You can even use that money to get a secured credit card, which you can use to improve your credit score and make borrowing easier the next time. Secured credit cards require you to deposit an amount equal to your credit line with the issuer. Use the card for small purchases like groceries and pay it off every month. After a few months of on-time payments, many issuers will extend you credit beyond the amount on deposit.
Why an emergency loan for bad credit is often not a good idea
If you are able to take a bad credit emergency loan for a short period and pay it back right away, and the loan saves you from something terrible like a job loss, dead pet or flooded home, it can make sense. But too many consumers take expensive emergency loans with no plan for repayment and dig themselves an impossible hole.
If you have to go that route because you need money fast, consider taking out a better loan to pay off the bad credit emergency loan. Better yet, prepare now for emergencies so you don’t have to accept bad terms.
Are emergency loans your only alternative?
Bad credit emergency loans may be your only choice.

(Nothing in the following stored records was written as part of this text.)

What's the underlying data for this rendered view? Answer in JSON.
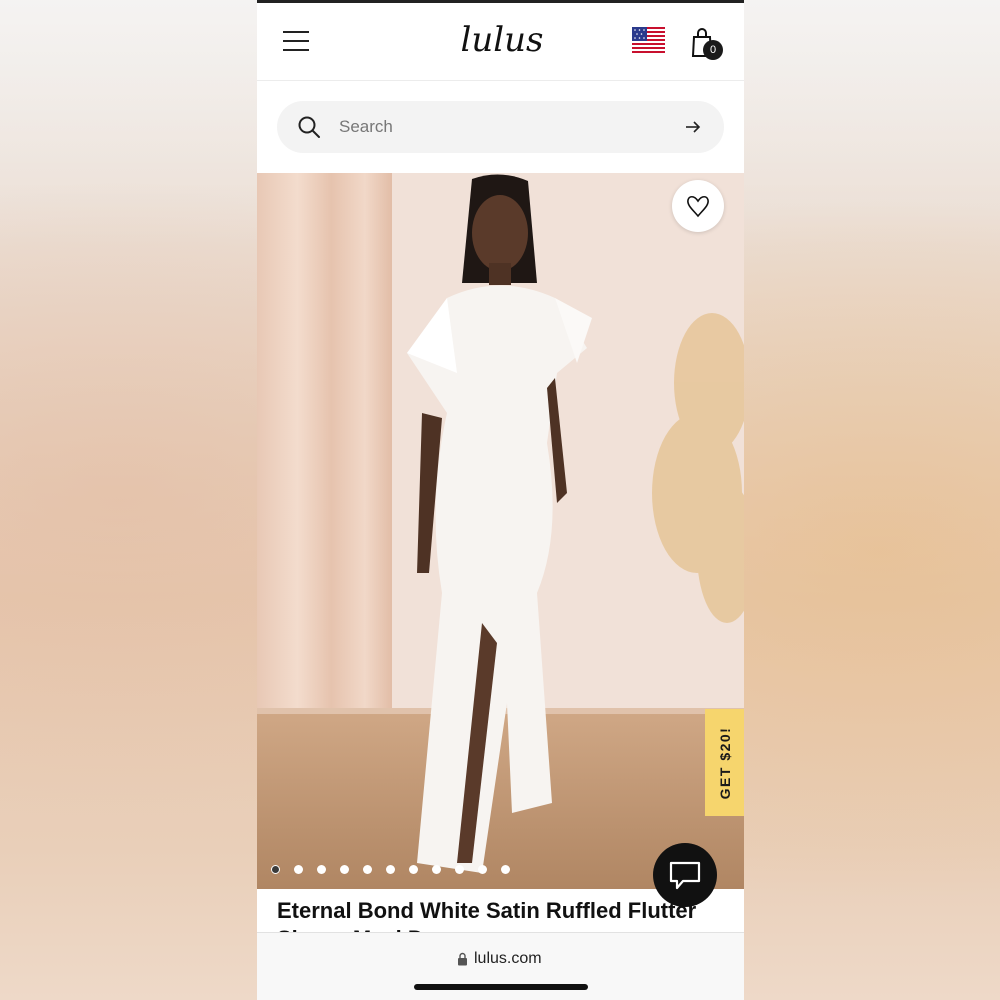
{
  "header": {
    "logo_text": "lulus",
    "cart_count": "0",
    "icons": [
      "menu-icon",
      "us-flag-icon",
      "shopping-bag-icon"
    ]
  },
  "search": {
    "placeholder": "Search"
  },
  "product": {
    "title": "Eternal Bond White Satin Ruffled Flutter Sleeve Maxi Dress",
    "image_count": 11,
    "active_image_index": 0
  },
  "promo": {
    "label": "GET $20!"
  },
  "browser": {
    "url": "lulus.com"
  },
  "colors": {
    "promo": "#f6d56d",
    "chat_button": "#111111",
    "search_bg": "#f3f3f3"
  }
}
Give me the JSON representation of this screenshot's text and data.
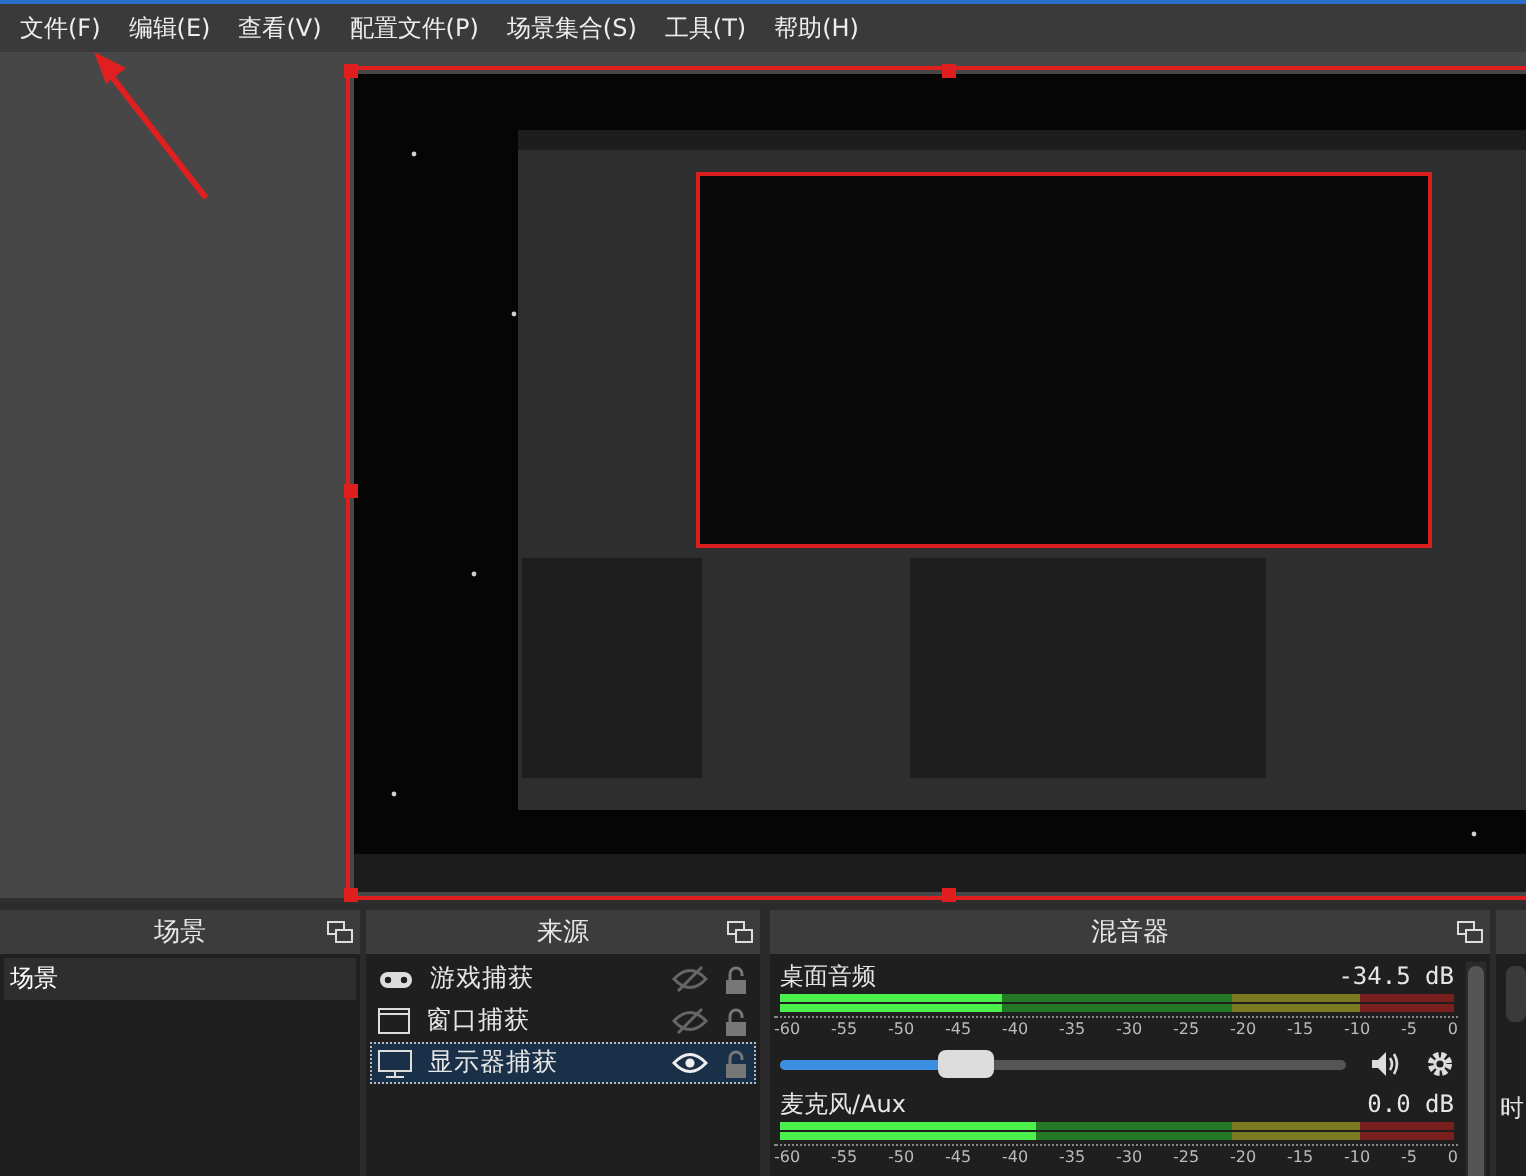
{
  "menu": [
    "文件(F)",
    "编辑(E)",
    "查看(V)",
    "配置文件(P)",
    "场景集合(S)",
    "工具(T)",
    "帮助(H)"
  ],
  "scenes": {
    "title": "场景",
    "items": [
      {
        "label": "场景",
        "selected": true
      }
    ]
  },
  "sources": {
    "title": "来源",
    "items": [
      {
        "label": "游戏捕获",
        "kind": "gamepad",
        "visible": false,
        "locked": false,
        "selected": false
      },
      {
        "label": "窗口捕获",
        "kind": "window",
        "visible": false,
        "locked": false,
        "selected": false
      },
      {
        "label": "显示器捕获",
        "kind": "monitor",
        "visible": true,
        "locked": false,
        "selected": true
      }
    ]
  },
  "mixer": {
    "title": "混音器",
    "channels": [
      {
        "name": "桌面音频",
        "reading": "-34.5 dB",
        "meter": {
          "level": 0.33
        },
        "slider": {
          "level": 0.33
        },
        "ticks": [
          "-60",
          "-55",
          "-50",
          "-45",
          "-40",
          "-35",
          "-30",
          "-25",
          "-20",
          "-15",
          "-10",
          "-5",
          "0"
        ]
      },
      {
        "name": "麦克风/Aux",
        "reading": "0.0 dB",
        "meter": {
          "level": 0.38
        },
        "ticks": [
          "-60",
          "-55",
          "-50",
          "-45",
          "-40",
          "-35",
          "-30",
          "-25",
          "-20",
          "-15",
          "-10",
          "-5",
          "0"
        ]
      }
    ]
  },
  "partial_dock": {
    "label": "时"
  }
}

But try to find better options – for instance:
See if your employer offers paycheck advances for emergencies.
Look into cash advance apps like Dave that provide small advances or early access to your paycheck. You can typically get $100 to $500 and it costs almost nothing beyond your monthly fee.
Sell something you don’t need. Sites like eBay or Facebook Marketplace and apps like Gone can get it done.

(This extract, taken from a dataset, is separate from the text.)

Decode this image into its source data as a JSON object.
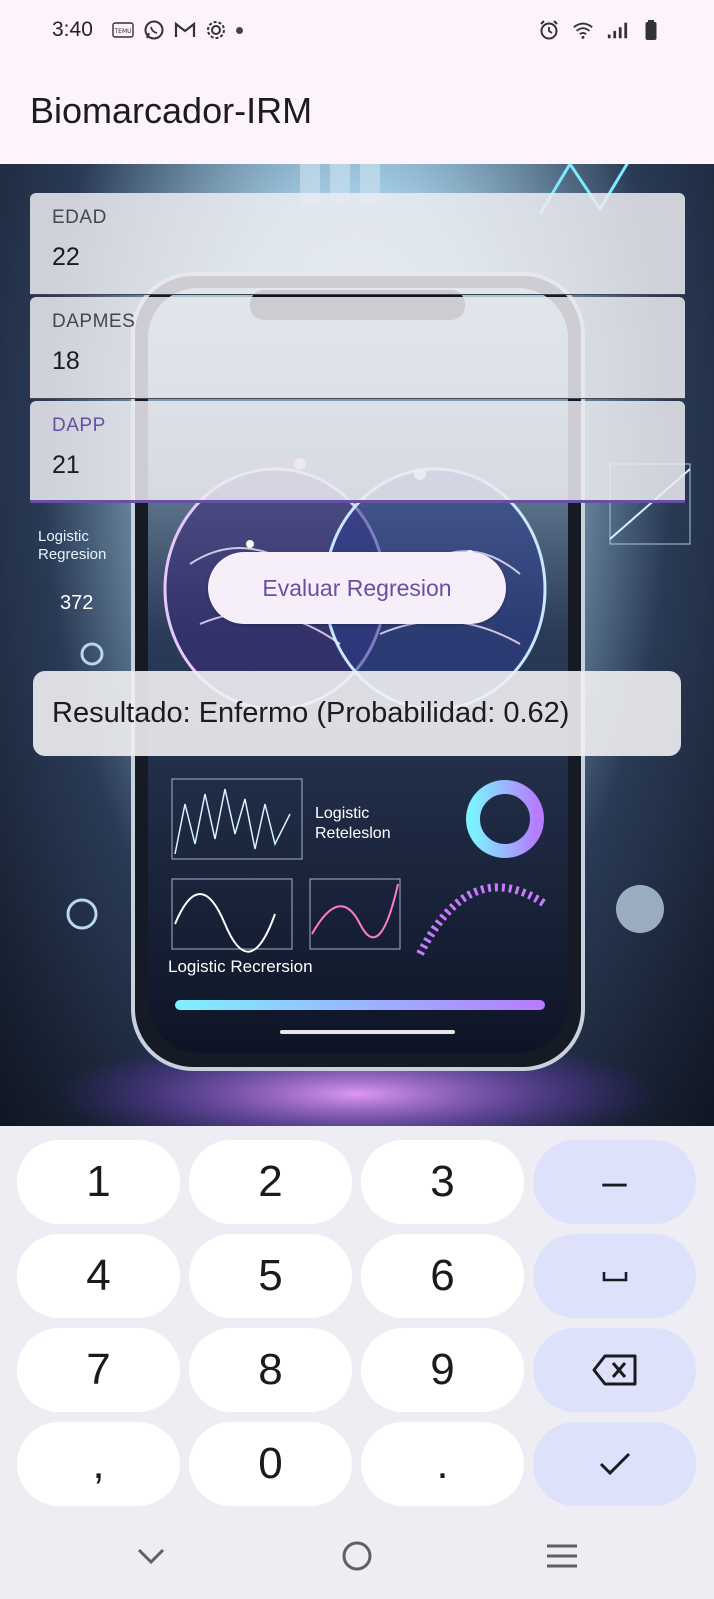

Ask friends or family for help.
Start a GoFundMe for car repair and put the word out.
Emergencies can come out of nowhere and cause you to panic, especially if you have bad credit. But if you take a breath and work through your options, you might find the cash you need and avoid a cycle of costly loans and increasing balances.
Can you get into trouble if your cash advance check bounces?
People who deliberately write bad checks can get into trouble with the law and penalties can be stiff. However, failing to repay a payday loan is not fraud and criminal statutes don’t apply. Your lender can only sue you in civil court for walking away from a debt. However, most lenders are happy to let you roll over your debt and extend your repayment.
Can you refinance payday or title loans with better loans?
Emergency loans often have bad terms, but once the emergency has passed, you may be able to pay them off with more affordable financing – a personal loan, home equity loan, or credit card. A short-term solution doesn’t have to become a long-term way of life.
What interest rates do people with low credit scores pay for personal loans?
Personal loan or P2P loan interest rates top out at about 36%. That’s much lower than rates for payday or title loans.